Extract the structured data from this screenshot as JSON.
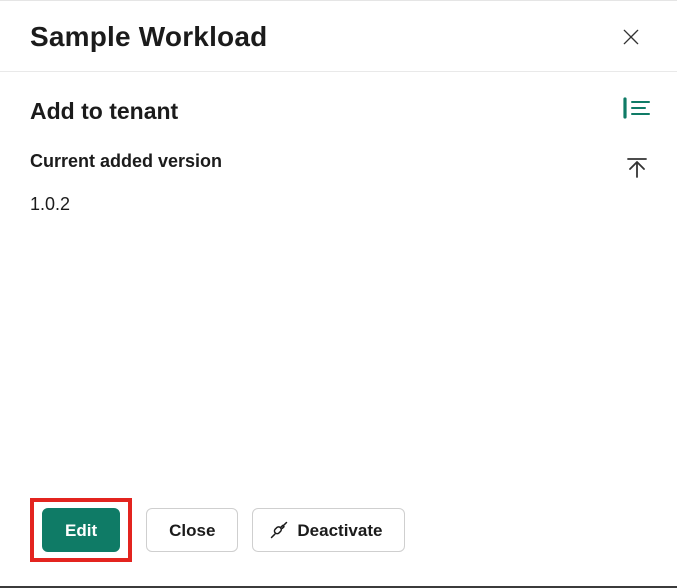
{
  "header": {
    "title": "Sample Workload",
    "close_icon": "close"
  },
  "section": {
    "title": "Add to tenant",
    "version_label": "Current added version",
    "version_value": "1.0.2"
  },
  "rail": {
    "list_view_icon": "list-settings",
    "scroll_top_icon": "scroll-to-top"
  },
  "footer": {
    "edit_label": "Edit",
    "close_label": "Close",
    "deactivate_label": "Deactivate",
    "deactivate_icon": "unplug"
  },
  "colors": {
    "accent": "#0f7b66",
    "highlight": "#e3241f"
  }
}
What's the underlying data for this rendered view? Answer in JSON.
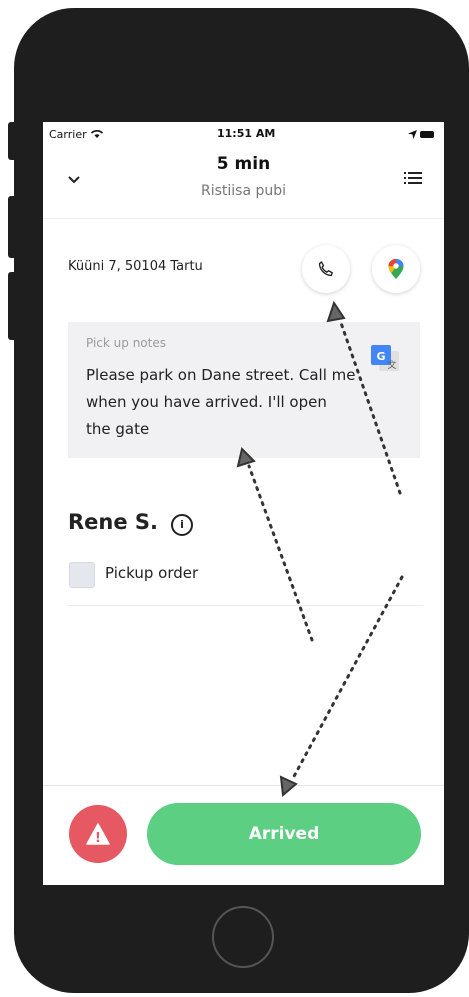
{
  "status_bar": {
    "carrier": "Carrier",
    "time": "11:51 AM"
  },
  "header": {
    "eta": "5 min",
    "venue": "Ristiisa pubi"
  },
  "icons": {
    "back": "chevron-down-icon",
    "menu": "list-icon",
    "phone": "phone-icon",
    "maps": "map-pin-icon",
    "translate": "google-translate-icon",
    "info": "info-icon",
    "warning": "warning-icon"
  },
  "address": "Küüni 7, 50104 Tartu",
  "notes": {
    "label": "Pick up notes",
    "text": "Please park on Dane street. Call me when you have arrived. I'll open the gate"
  },
  "customer": {
    "name": "Rene S.",
    "info_symbol": "i"
  },
  "pickup_order": {
    "label": "Pickup order",
    "checked": false
  },
  "actions": {
    "warning_symbol": "!",
    "arrived_label": "Arrived"
  },
  "colors": {
    "arrived": "#5dcf82",
    "warning": "#e65862",
    "notes_bg": "#f1f1f3",
    "phone_frame": "#1e1e1e"
  }
}
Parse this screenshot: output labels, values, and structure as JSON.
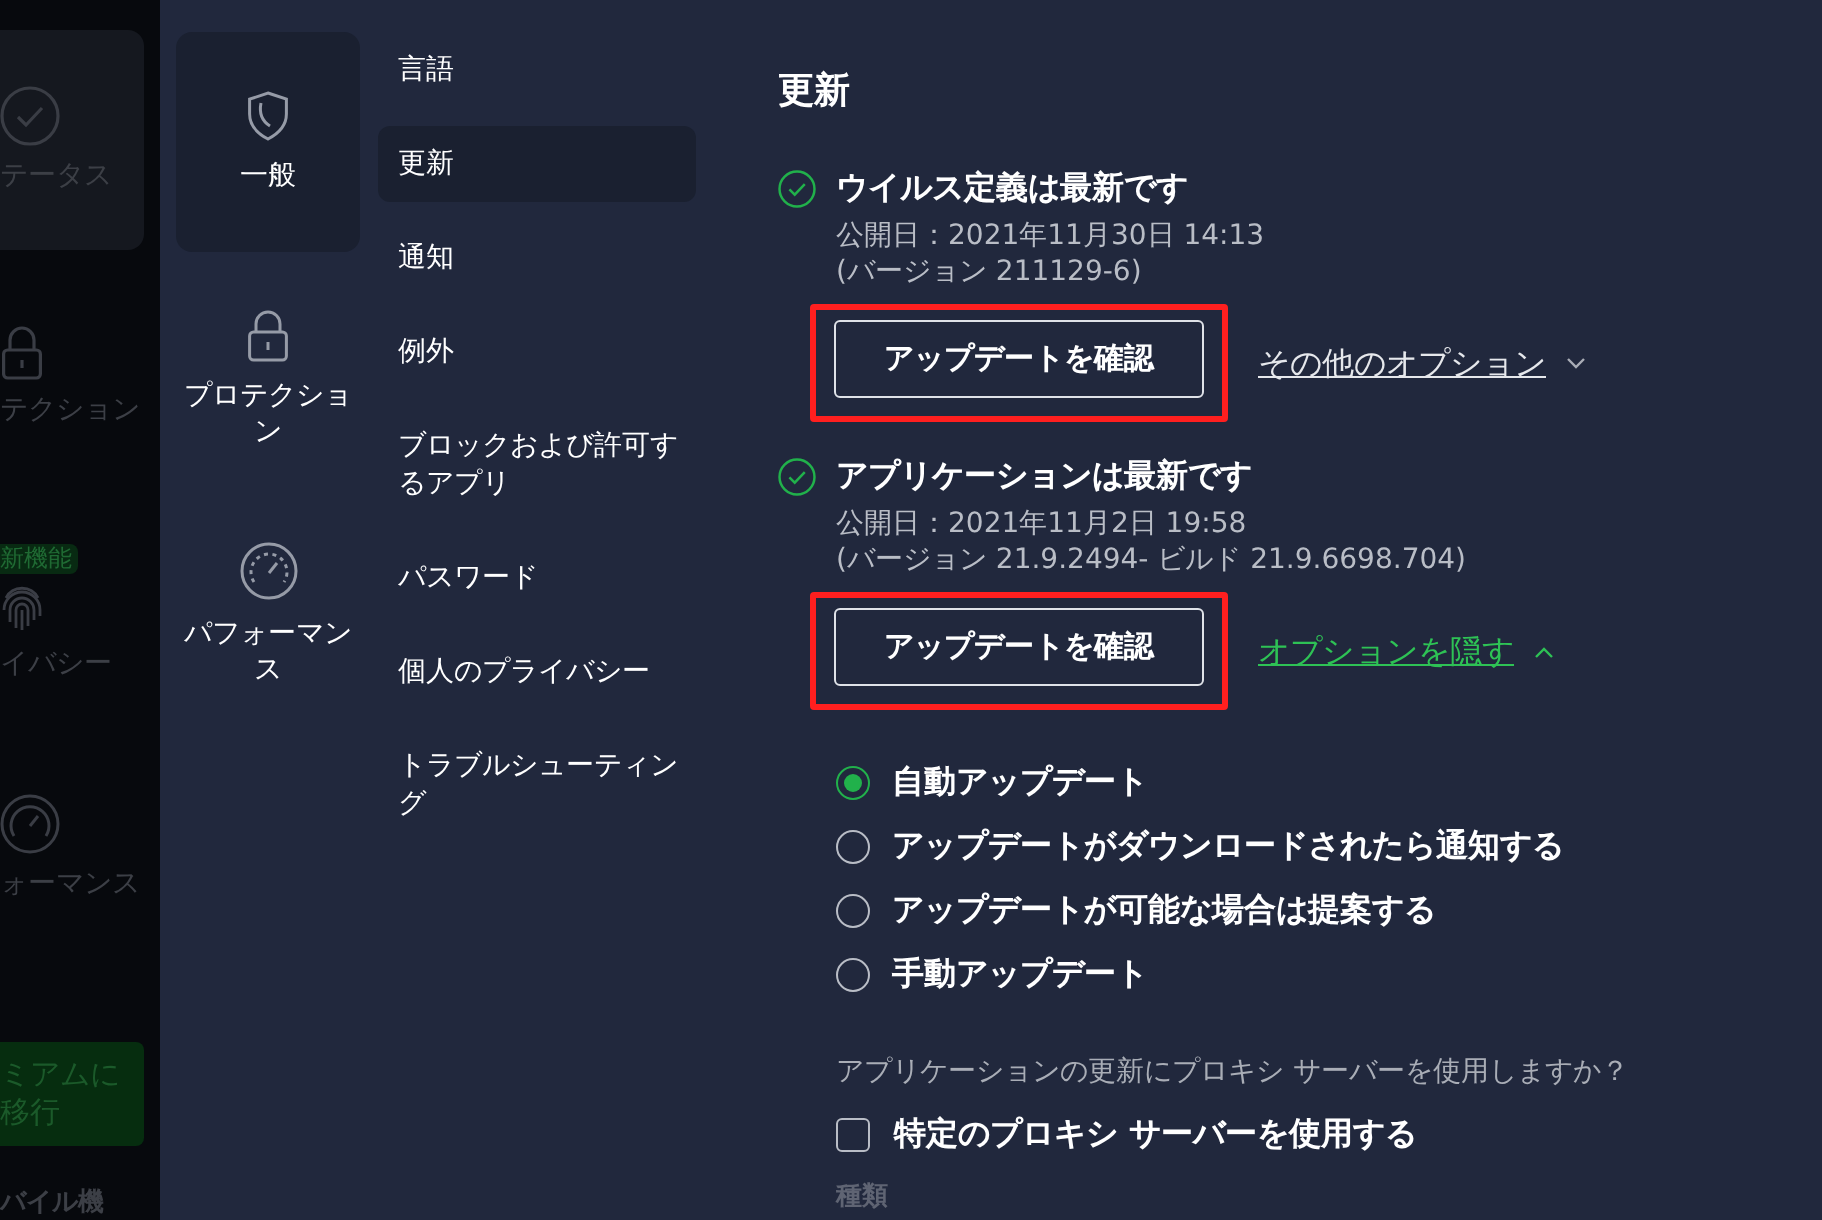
{
  "background_sidebar": {
    "items": [
      {
        "label": "テータス",
        "selected": true
      },
      {
        "label": "テクション",
        "selected": false
      },
      {
        "label": "イバシー",
        "selected": false,
        "badge": "新機能"
      },
      {
        "label": "ォーマンス",
        "selected": false
      }
    ],
    "upgrade_button": "ミアムに移行",
    "footer_item": "バイル機"
  },
  "categories": [
    {
      "label": "一般",
      "selected": true
    },
    {
      "label": "プロテクション",
      "selected": false
    },
    {
      "label": "パフォーマンス",
      "selected": false
    }
  ],
  "subnav": [
    {
      "label": "言語",
      "selected": false
    },
    {
      "label": "更新",
      "selected": true
    },
    {
      "label": "通知",
      "selected": false
    },
    {
      "label": "例外",
      "selected": false
    },
    {
      "label": "ブロックおよび許可するアプリ",
      "selected": false
    },
    {
      "label": "パスワード",
      "selected": false
    },
    {
      "label": "個人のプライバシー",
      "selected": false
    },
    {
      "label": "トラブルシューティング",
      "selected": false
    }
  ],
  "main": {
    "title": "更新",
    "updates": [
      {
        "title": "ウイルス定義は最新です",
        "lines": [
          "公開日：2021年11月30日 14:13",
          "(バージョン 211129-6)"
        ],
        "button": "アップデートを確認",
        "highlighted": true,
        "link": "その他のオプション",
        "expanded": false
      },
      {
        "title": "アプリケーションは最新です",
        "lines": [
          "公開日：2021年11月2日 19:58",
          "(バージョン 21.9.2494- ビルド 21.9.6698.704)"
        ],
        "button": "アップデートを確認",
        "highlighted": true,
        "link": "オプションを隠す",
        "expanded": true
      }
    ],
    "update_modes": [
      {
        "label": "自動アップデート",
        "selected": true
      },
      {
        "label": "アップデートがダウンロードされたら通知する",
        "selected": false
      },
      {
        "label": "アップデートが可能な場合は提案する",
        "selected": false
      },
      {
        "label": "手動アップデート",
        "selected": false
      }
    ],
    "proxy_question": "アプリケーションの更新にプロキシ サーバーを使用しますか？",
    "proxy_checkbox": {
      "label": "特定のプロキシ サーバーを使用する",
      "checked": false
    },
    "type_label": "種類"
  }
}
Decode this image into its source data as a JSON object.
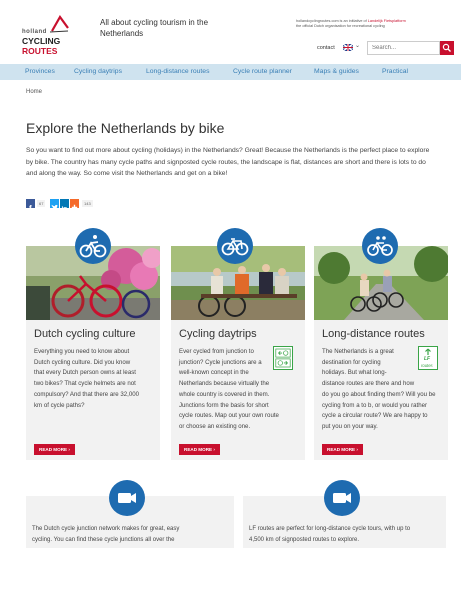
{
  "header": {
    "logo_top": "holland",
    "logo_cycling": "CYCLING",
    "logo_routes": "ROUTES",
    "tagline": "All about cycling tourism in the Netherlands",
    "initiative_site": "hollandcyclingroutes.com is an initiative of",
    "initiative_brand": "Landelijk Fietsplatform",
    "initiative_desc": "the official Dutch organisation for recreational cycling",
    "contact_label": "contact",
    "language_flag": "uk-flag-icon",
    "search_placeholder": "Search...",
    "search_icon": "search-icon"
  },
  "nav": {
    "items": [
      "Provinces",
      "Cycling daytrips",
      "Long-distance routes",
      "Cycle route planner",
      "Maps & guides",
      "Practical"
    ]
  },
  "breadcrumb": "Home",
  "main": {
    "title": "Explore the Netherlands by bike",
    "intro": "So you want to find out more about cycling (holidays) in the Netherlands? Great! Because the Netherlands is the perfect place to explore by bike. The country has many cycle paths and signposted cycle routes, the landscape is flat, distances are short and there is lots to do and along the way. So come visit the Netherlands and get on a bike!"
  },
  "social": {
    "facebook_count": "67",
    "total_count": "143"
  },
  "cards": [
    {
      "title": "Dutch cycling culture",
      "lines": [
        "Everything you need to know about",
        "Dutch cycling culture. Did you know",
        "that every Dutch person owns at least",
        "two bikes? That cycle helmets are not",
        "compulsory? And that there are 32,000",
        "km of cycle paths?"
      ],
      "read_more": "READ MORE"
    },
    {
      "title": "Cycling daytrips",
      "lines": [
        "Ever cycled from junction to",
        "junction? Cycle junctions are a",
        "well-known concept in the",
        "Netherlands because virtually the",
        "whole country is covered in them.",
        "Junctions form the basis for short",
        "cycle routes. Map out your own route",
        "or choose an existing one."
      ],
      "read_more": "READ MORE"
    },
    {
      "title": "Long-distance routes",
      "lines": [
        "The Netherlands is a great",
        "destination for cycling",
        "holidays. But what long-",
        "distance routes are there and how",
        "do you go about finding them? Will you be",
        "cycling from a to b, or would you rather",
        "cycle a circular route? We are happy to",
        "put you on your way."
      ],
      "read_more": "READ MORE",
      "badge_top": "LF",
      "badge_bottom": "routes"
    }
  ],
  "videos": [
    {
      "lines": [
        "The Dutch cycle junction network makes for great, easy",
        "cycling. You can find these cycle junctions all over the"
      ]
    },
    {
      "lines": [
        "LF routes are perfect for long-distance cycle tours, with up to",
        "4,500 km of signposted routes to explore."
      ]
    }
  ],
  "colors": {
    "accent_red": "#c8102e",
    "brand_blue": "#1e6bb0",
    "nav_bg": "#cfe3ef",
    "nav_text": "#3a7fb5",
    "junction_green": "#3aa447"
  }
}
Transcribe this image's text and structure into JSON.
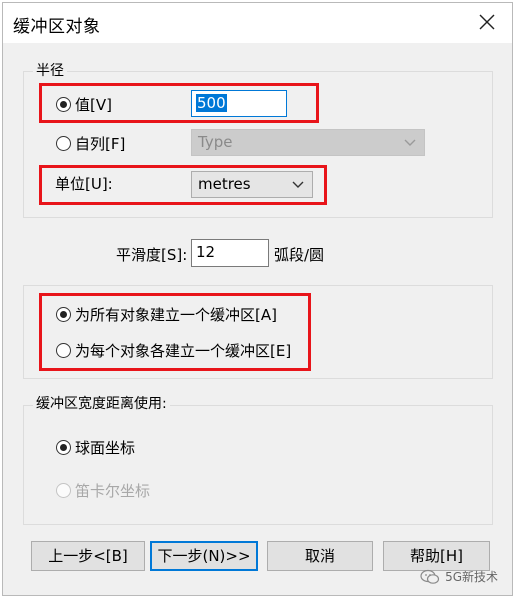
{
  "window": {
    "title": "缓冲区对象",
    "close_glyph": "close-icon"
  },
  "radius_group": {
    "legend": "半径",
    "value_option": {
      "label": "值[V]",
      "selected": true
    },
    "value_input": "500",
    "field_option": {
      "label": "自列[F]",
      "selected": false
    },
    "field_combo": "Type",
    "unit_label": "单位[U]:",
    "unit_combo": "metres"
  },
  "smoothness": {
    "label": "平滑度[S]:",
    "value": "12",
    "unit": "弧段/圆"
  },
  "mode_group": {
    "option_all": {
      "label": "为所有对象建立一个缓冲区[A]",
      "selected": true
    },
    "option_each": {
      "label": "为每个对象各建立一个缓冲区[E]",
      "selected": false
    }
  },
  "distance_group": {
    "legend": "缓冲区宽度距离使用:",
    "spherical": {
      "label": "球面坐标",
      "selected": true
    },
    "cartesian": {
      "label": "笛卡尔坐标",
      "selected": false,
      "disabled": true
    }
  },
  "buttons": {
    "back": "上一步<[B]",
    "next": "下一步(N)>>",
    "cancel": "取消",
    "help": "帮助[H]"
  },
  "watermark": {
    "text": "5G新技术"
  },
  "colors": {
    "highlight_border": "#e8141a",
    "focus_blue": "#0078d7"
  }
}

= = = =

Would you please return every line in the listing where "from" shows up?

> [EXERCISE OUTPUT]:
Extract the structured data from this screenshot as JSON.
        "Ever cycled from junction to",
        "cycling from a to b, or would you rather",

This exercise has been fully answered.